Prattle & Jaw

Copy, blogs, and bits and bobs

Tweet Without Thinking

Good article about accountability and Twitter here, by Nancy Messieh, entitled (funnily enough), Here's why all Twitter users should tweet with accountabillity and without the delete button.

Nancy talks about - in a nutshell - about how we shouldn't delete tweets/posts we regret, and highlights some examples from Nikon on Facebook and Kenyon Martin. "At the risk of sounding maudlin, part of the very fabric of our society is held together by accountability. You can’t do certain things because of the consequences.
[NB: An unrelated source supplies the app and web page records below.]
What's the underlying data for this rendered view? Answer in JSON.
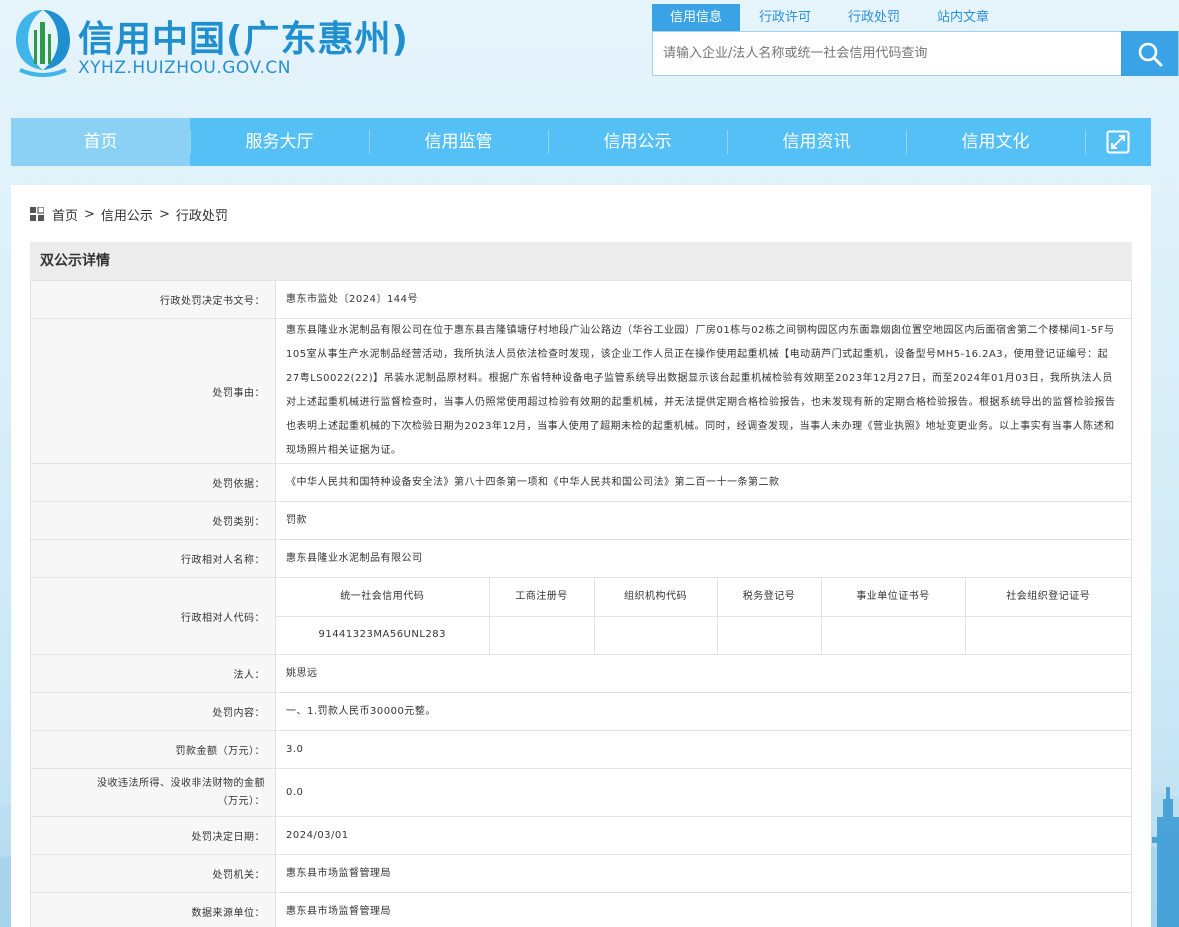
{
  "header": {
    "site_title": "信用中国(广东惠州)",
    "site_domain": "XYHZ.HUIZHOU.GOV.CN",
    "logo_icon": "city-skyline-logo-icon"
  },
  "search": {
    "tabs": [
      {
        "label": "信用信息",
        "active": true
      },
      {
        "label": "行政许可",
        "active": false
      },
      {
        "label": "行政处罚",
        "active": false
      },
      {
        "label": "站内文章",
        "active": false
      }
    ],
    "placeholder": "请输入企业/法人名称或统一社会信用代码查询",
    "button_icon": "search-icon"
  },
  "nav": {
    "items": [
      {
        "label": "首页",
        "active": true
      },
      {
        "label": "服务大厅",
        "active": false
      },
      {
        "label": "信用监管",
        "active": false
      },
      {
        "label": "信用公示",
        "active": false
      },
      {
        "label": "信用资讯",
        "active": false
      },
      {
        "label": "信用文化",
        "active": false
      }
    ],
    "expand_icon": "expand-icon"
  },
  "breadcrumb": {
    "icon": "grid-icon",
    "items": [
      "首页",
      "信用公示",
      "行政处罚"
    ],
    "separator": ">"
  },
  "detail": {
    "header": "双公示详情",
    "rows": {
      "doc_no": {
        "label": "行政处罚决定书文号：",
        "value": "惠东市监处〔2024〕144号"
      },
      "facts": {
        "label": "处罚事由：",
        "value": "惠东县隆业水泥制品有限公司在位于惠东县吉隆镇塘仔村地段广汕公路边（华谷工业园）厂房01栋与02栋之间钢构园区内东面靠烟囱位置空地园区内后面宿舍第二个楼梯间1-5F与105室从事生产水泥制品经营活动，我所执法人员依法检查时发现，该企业工作人员正在操作使用起重机械【电动葫芦门式起重机，设备型号MH5-16.2A3，使用登记证编号：起27粤LS0022(22)】吊装水泥制品原材料。根据广东省特种设备电子监管系统导出数据显示该台起重机械检验有效期至2023年12月27日，而至2024年01月03日，我所执法人员对上述起重机械进行监督检查时，当事人仍照常使用超过检验有效期的起重机械，并无法提供定期合格检验报告，也未发现有新的定期合格检验报告。根据系统导出的监督检验报告也表明上述起重机械的下次检验日期为2023年12月，当事人使用了超期未检的起重机械。同时，经调查发现，当事人未办理《营业执照》地址变更业务。以上事实有当事人陈述和现场照片相关证据为证。"
      },
      "basis": {
        "label": "处罚依据：",
        "value": "《中华人民共和国特种设备安全法》第八十四条第一项和《中华人民共和国公司法》第二百一十一条第二款"
      },
      "category": {
        "label": "处罚类别：",
        "value": "罚款"
      },
      "party_name": {
        "label": "行政相对人名称：",
        "value": "惠东县隆业水泥制品有限公司"
      },
      "party_code": {
        "label": "行政相对人代码：",
        "headers": [
          "统一社会信用代码",
          "工商注册号",
          "组织机构代码",
          "税务登记号",
          "事业单位证书号",
          "社会组织登记证号"
        ],
        "values": [
          "91441323MA56UNL283",
          "",
          "",
          "",
          "",
          ""
        ]
      },
      "legal_person": {
        "label": "法人：",
        "value": "姚思远"
      },
      "content": {
        "label": "处罚内容：",
        "value": "一、1.罚款人民币30000元整。"
      },
      "fine": {
        "label": "罚款金额（万元）：",
        "value": "3.0"
      },
      "confiscation": {
        "label": "没收违法所得、没收非法财物的金额（万元）：",
        "value": "0.0"
      },
      "decision_date": {
        "label": "处罚决定日期：",
        "value": "2024/03/01"
      },
      "authority": {
        "label": "处罚机关：",
        "value": "惠东县市场监督管理局"
      },
      "source_unit": {
        "label": "数据来源单位：",
        "value": "惠东县市场监督管理局"
      }
    }
  }
}
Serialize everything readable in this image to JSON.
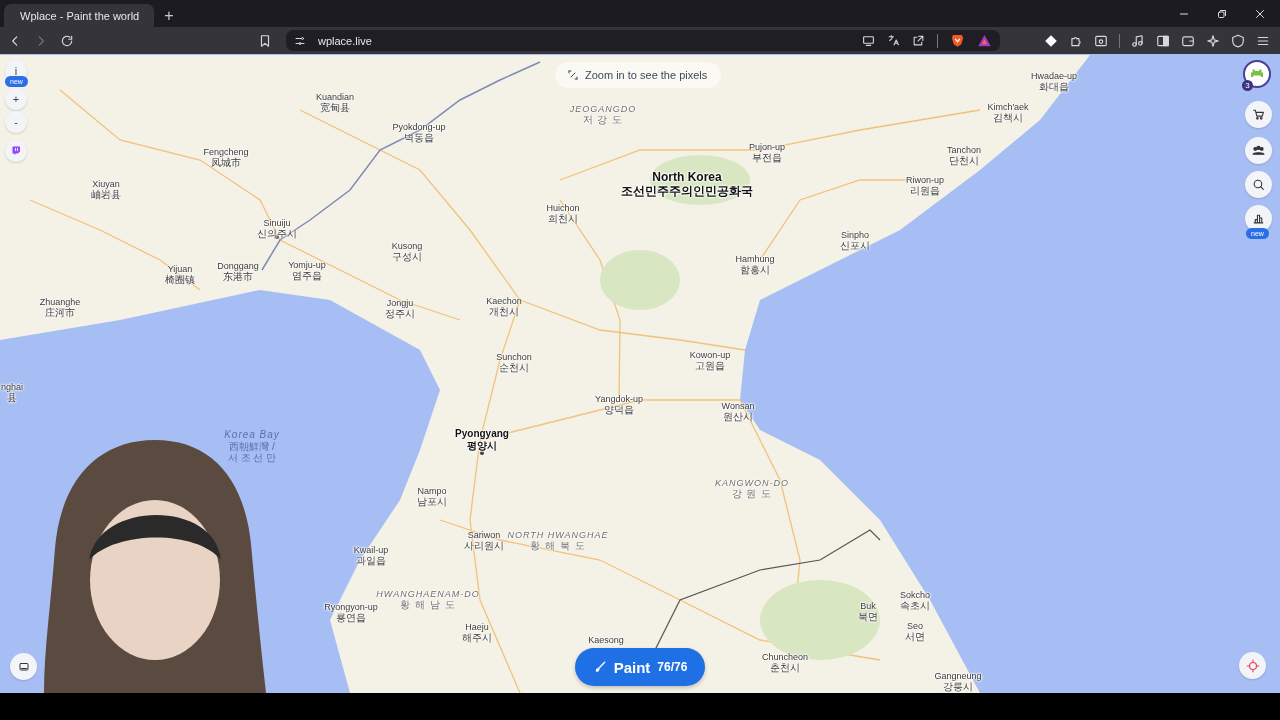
{
  "browser": {
    "tabs": [
      {
        "title": "Wplace - Paint the world",
        "selected": true
      }
    ],
    "new_tab": "+",
    "url": "wplace.live"
  },
  "map": {
    "hint": "Zoom in to see the pixels",
    "labels": [
      {
        "name": "Kuandian",
        "local": "宽甸县",
        "kind": "city"
      },
      {
        "name": "Pyokdong-up",
        "local": "벽동읍",
        "kind": "city"
      },
      {
        "name": "JEOGANGDO",
        "local": "저 강 도",
        "kind": "region"
      },
      {
        "name": "Fengcheng",
        "local": "凤城市",
        "kind": "city"
      },
      {
        "name": "Pujon-up",
        "local": "부전읍",
        "kind": "city"
      },
      {
        "name": "Hwadae-up",
        "local": "화대읍",
        "kind": "city"
      },
      {
        "name": "Kimch'aek",
        "local": "김책시",
        "kind": "city"
      },
      {
        "name": "Tanchon",
        "local": "단천시",
        "kind": "city"
      },
      {
        "name": "Xiuyan",
        "local": "岫岩县",
        "kind": "city"
      },
      {
        "name": "North Korea",
        "local": "조선민주주의인민공화국",
        "kind": "country"
      },
      {
        "name": "Riwon-up",
        "local": "리원읍",
        "kind": "city"
      },
      {
        "name": "Huichon",
        "local": "희천시",
        "kind": "city"
      },
      {
        "name": "Sinuiju",
        "local": "신의주시",
        "kind": "city"
      },
      {
        "name": "Sinpho",
        "local": "신포시",
        "kind": "city"
      },
      {
        "name": "Kusong",
        "local": "구성시",
        "kind": "city"
      },
      {
        "name": "Hamhung",
        "local": "함흥시",
        "kind": "city"
      },
      {
        "name": "Yijuan",
        "local": "椅圈镇",
        "kind": "city"
      },
      {
        "name": "Donggang",
        "local": "东港市",
        "kind": "city"
      },
      {
        "name": "Yomju-up",
        "local": "염주읍",
        "kind": "city"
      },
      {
        "name": "Zhuanghe",
        "local": "庄河市",
        "kind": "city"
      },
      {
        "name": "Jongju",
        "local": "정주시",
        "kind": "city"
      },
      {
        "name": "Kaechon",
        "local": "개천시",
        "kind": "city"
      },
      {
        "name": "Sunchon",
        "local": "순천시",
        "kind": "city"
      },
      {
        "name": "Kowon-up",
        "local": "고원읍",
        "kind": "city"
      },
      {
        "name": "nghai",
        "local": "县",
        "kind": "city"
      },
      {
        "name": "Yangdok-up",
        "local": "양덕읍",
        "kind": "city"
      },
      {
        "name": "Wonsan",
        "local": "원산시",
        "kind": "city"
      },
      {
        "name": "Korea Bay",
        "local": "西朝鮮灣 /",
        "local_2": "서 조 선 만",
        "kind": "sea"
      },
      {
        "name": "Pyongyang",
        "local": "평양시",
        "kind": "capital"
      },
      {
        "name": "KANGWON-DO",
        "local": "강 원 도",
        "kind": "region"
      },
      {
        "name": "Nampo",
        "local": "남포시",
        "kind": "city"
      },
      {
        "name": "Sariwon",
        "local": "사리원시",
        "kind": "city"
      },
      {
        "name": "NORTH HWANGHAE",
        "local": "황 해 북 도",
        "kind": "region"
      },
      {
        "name": "Kwail-up",
        "local": "과일읍",
        "kind": "city"
      },
      {
        "name": "HWANGHAENAM-DO",
        "local": "황 해 남 도",
        "kind": "region"
      },
      {
        "name": "Ryongyon-up",
        "local": "룡연읍",
        "kind": "city"
      },
      {
        "name": "Haeju",
        "local": "해주시",
        "kind": "city"
      },
      {
        "name": "Sokcho",
        "local": "속초시",
        "kind": "city"
      },
      {
        "name": "Buk",
        "local": "북면",
        "kind": "city"
      },
      {
        "name": "Kaesong",
        "kind": "city"
      },
      {
        "name": "Seo",
        "local": "서면",
        "kind": "city"
      },
      {
        "name": "Chuncheon",
        "local": "춘천시",
        "kind": "city"
      },
      {
        "name": "Gangneung",
        "local": "강릉시",
        "kind": "city"
      }
    ]
  },
  "left_controls": {
    "info": {
      "label": "i",
      "badge": "new"
    },
    "zoom_in": "+",
    "zoom_out": "-"
  },
  "right_controls": {
    "profile_badge": "3",
    "leaderboard_badge": "new"
  },
  "paint_button": {
    "label": "Paint",
    "count": "76/76"
  }
}
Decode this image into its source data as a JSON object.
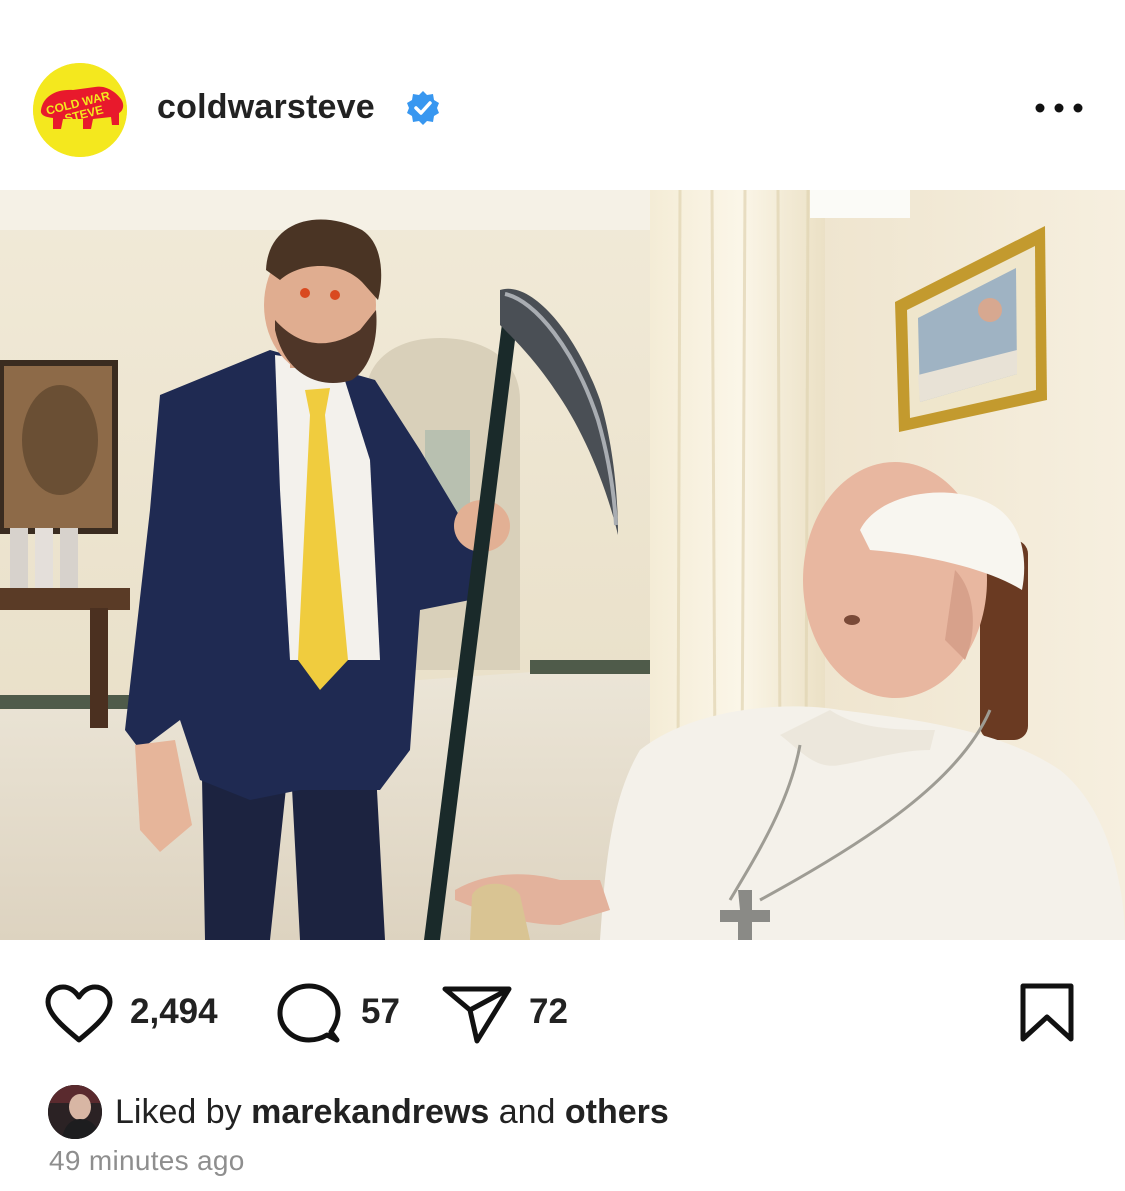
{
  "post": {
    "username": "coldwarsteve",
    "avatar_text": "COLD WAR STEVE",
    "verified_icon": "verified-badge-icon",
    "more_icon": "more-horizontal-icon"
  },
  "actions": {
    "likes": "2,494",
    "comments": "57",
    "shares": "72",
    "like_icon": "heart-icon",
    "comment_icon": "comment-bubble-icon",
    "share_icon": "paper-plane-icon",
    "save_icon": "bookmark-icon"
  },
  "liked_by": {
    "prefix": "Liked by",
    "user": "marekandrews",
    "middle": "and",
    "others": "others"
  },
  "timestamp": "49 minutes ago",
  "colors": {
    "accent_verified": "#3897f0",
    "avatar_bg": "#f4e81e",
    "logo_red": "#e8192c",
    "text_primary": "#222222",
    "text_secondary": "#8e8e8e"
  }
}
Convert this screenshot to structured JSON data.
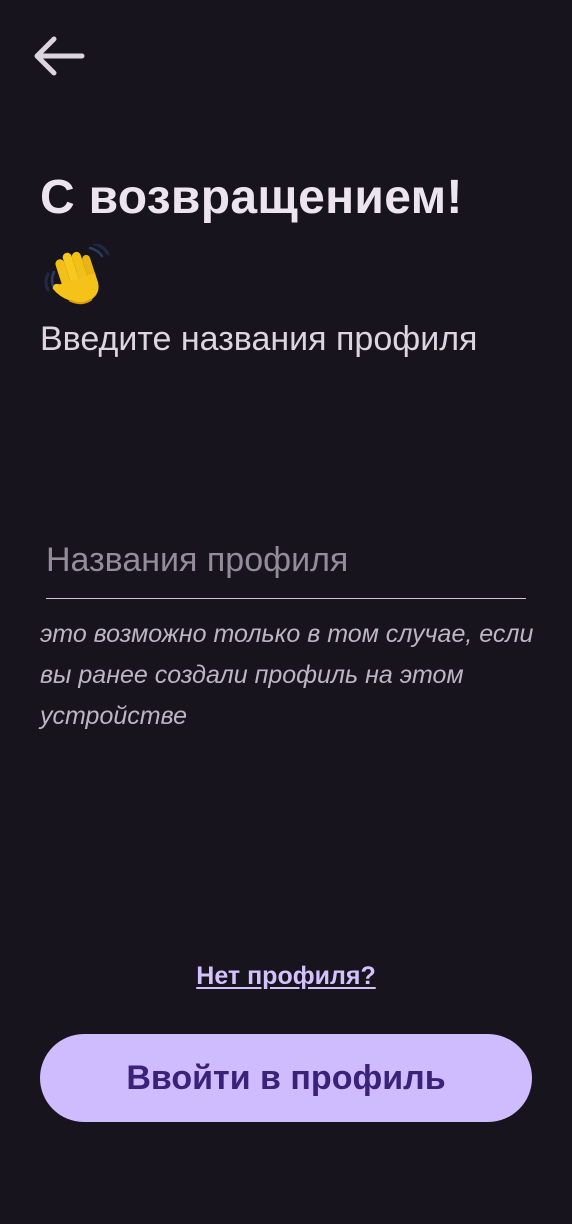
{
  "header": {
    "back_icon": "arrow-left-icon"
  },
  "greeting": {
    "title": "С возвращением!",
    "emoji_icon": "waving-hand-icon",
    "subtitle": "Введите названия профиля"
  },
  "form": {
    "profile_name": {
      "value": "",
      "placeholder": "Названия профиля"
    },
    "hint": "это возможно только в том случае, если вы ранее создали профиль на этом устройстве"
  },
  "footer": {
    "no_profile_link": "Нет профиля?",
    "login_button": "Ввойти в профиль"
  },
  "colors": {
    "background": "#17141d",
    "text_primary": "#ece5ef",
    "hint_text": "#bdb5c2",
    "accent_button": "#cfbcff",
    "button_text": "#3a2278",
    "link": "#d4c2ff"
  }
}
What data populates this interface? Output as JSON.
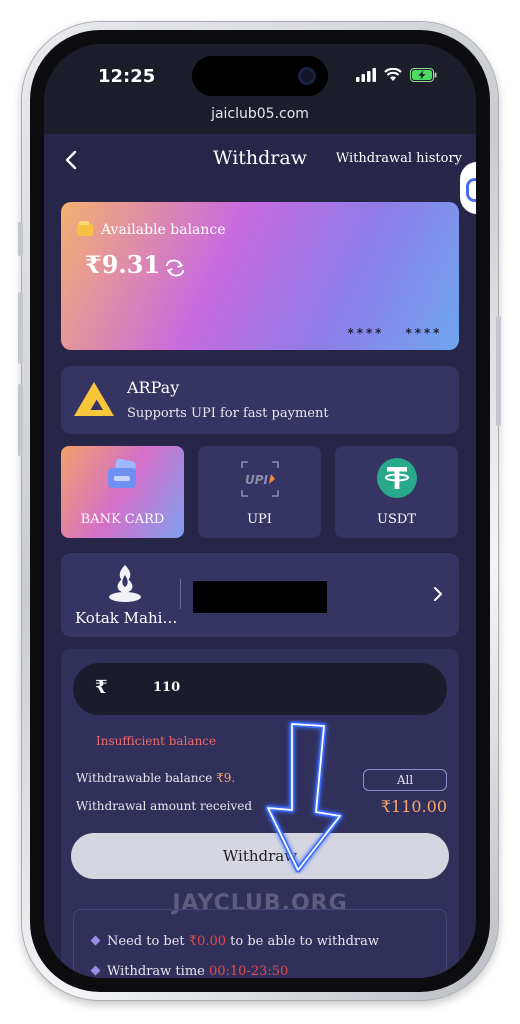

If we take away that sense of consequence online then we’re going back to an Internet of anonymous forums and trolling – I’m sure no one wants to be in that place again." She goes on to say, "It’s as simple as asking yourself – when you look at you timeline and conversations on Twitter – “Am I proud of every tweet? Is this how I want to be represented online?”"

Very true - to some extent. I don't believe in deleting tweets or posts which have caused upset, an uproar or any kind of discussion, even - perhaps especially so - if they challenge your point of view. It's cowardly, and in most cases, just makes you look like a bit of a fool. However, I'm certainly not proud of every post and tweet in my feed/timeline. I don't believe in thinking too much before each post and tweet* (of course, one hopes common sense - which Kenyon clearly lacks - will prevent really stupid tweets and posts). I love how similar to real life conversations it all can be, with the possibility of having your mind changed by your friends or your opinions challenged, and in order for it to be so, one needs spontaneity, discussion, and a few screw ups. If we were all so thorough in everything we communicated, life would be pretty dull.

*Of course, for brands etc things are a little different. 

Copyright © 2014, Lara Mulady. All rights reserved.